Governance in China depends more on the individuals on top than on institutions. There is always the possibility that a ‘Bad Emperor’ messes things up. Is Xi Jinping that man?
It was a crisp Beijing afternoon on November 8, 2017. Soon after he was welcomed by cheering children at the airport, US President Donald Trump was whisked away to the Forbidden City – the iconic symbol of imperial China – for a personal tour by Xi Jinping. After a day of exchanges over history, family and culture, as the sun dipped into the horizon, the two leaders sat down for dinner at the Jianfu Palace. It was the first time that such an honour had been bestowed upon a foreign leader since the founding of the People’s Republic of China in 1949. The symbolism was unmistakable. Following the fall of the Qing, a crude Republican interlude, civil war, foreign occupation and chaotic beginnings under Mao, a Chinese dynasty had been rebuilt and was now standing tall, with Xi as its emperor.

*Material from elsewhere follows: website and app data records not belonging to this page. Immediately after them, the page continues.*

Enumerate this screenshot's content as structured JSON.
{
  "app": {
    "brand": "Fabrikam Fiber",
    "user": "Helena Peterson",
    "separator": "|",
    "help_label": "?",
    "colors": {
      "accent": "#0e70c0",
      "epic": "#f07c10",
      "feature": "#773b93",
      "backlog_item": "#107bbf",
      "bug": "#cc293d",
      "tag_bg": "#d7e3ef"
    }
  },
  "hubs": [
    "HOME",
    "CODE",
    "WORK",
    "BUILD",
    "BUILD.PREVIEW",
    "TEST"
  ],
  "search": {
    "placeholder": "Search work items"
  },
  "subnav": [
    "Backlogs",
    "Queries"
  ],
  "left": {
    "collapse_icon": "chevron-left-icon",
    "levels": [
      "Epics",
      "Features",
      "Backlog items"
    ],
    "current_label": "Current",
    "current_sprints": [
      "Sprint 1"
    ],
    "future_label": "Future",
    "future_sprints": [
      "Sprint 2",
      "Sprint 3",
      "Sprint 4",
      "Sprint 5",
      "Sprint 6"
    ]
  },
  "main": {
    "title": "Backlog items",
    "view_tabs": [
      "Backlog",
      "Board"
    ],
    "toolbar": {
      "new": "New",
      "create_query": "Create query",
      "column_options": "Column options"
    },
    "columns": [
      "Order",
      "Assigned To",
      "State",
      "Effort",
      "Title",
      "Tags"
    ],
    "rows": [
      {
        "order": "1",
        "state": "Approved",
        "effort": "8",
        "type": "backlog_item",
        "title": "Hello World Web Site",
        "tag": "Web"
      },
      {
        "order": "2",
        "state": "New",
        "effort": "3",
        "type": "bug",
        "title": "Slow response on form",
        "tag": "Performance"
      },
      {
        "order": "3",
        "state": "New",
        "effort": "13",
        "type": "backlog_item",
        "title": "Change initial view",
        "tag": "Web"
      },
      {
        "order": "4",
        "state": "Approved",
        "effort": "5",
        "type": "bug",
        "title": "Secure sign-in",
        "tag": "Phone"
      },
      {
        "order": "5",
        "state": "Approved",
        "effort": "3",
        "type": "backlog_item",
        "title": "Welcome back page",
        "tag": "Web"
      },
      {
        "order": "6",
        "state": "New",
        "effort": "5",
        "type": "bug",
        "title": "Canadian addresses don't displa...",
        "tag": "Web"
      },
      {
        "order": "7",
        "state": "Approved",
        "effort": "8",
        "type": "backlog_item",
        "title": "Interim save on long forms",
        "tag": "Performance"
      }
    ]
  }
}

In his 2011 book, The Origins of Political Order, Francis Fukuyama outlines a fundamental problem inherent in the Chinese system of governance. Fukuyama identifies state-building, rule of law and accountability as the key building blocks of political order. He argues that while the state concentrates and exercises power, the institutions of rule of law and accountable government act as limiters. They check the state’s power and its use through “public and transparent rules, and then by ensuring that it is subordinate to the will of the people.”

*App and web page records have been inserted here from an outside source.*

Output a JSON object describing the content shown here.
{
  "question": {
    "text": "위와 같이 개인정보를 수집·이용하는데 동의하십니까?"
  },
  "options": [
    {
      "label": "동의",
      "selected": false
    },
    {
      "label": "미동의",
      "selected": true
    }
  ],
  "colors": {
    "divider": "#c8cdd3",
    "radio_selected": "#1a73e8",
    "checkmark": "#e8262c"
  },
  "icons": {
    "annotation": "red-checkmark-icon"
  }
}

Describing the Chinese experience, he further argues that while they got the first of the three institutions right very early on, they’ve struggled with the other two.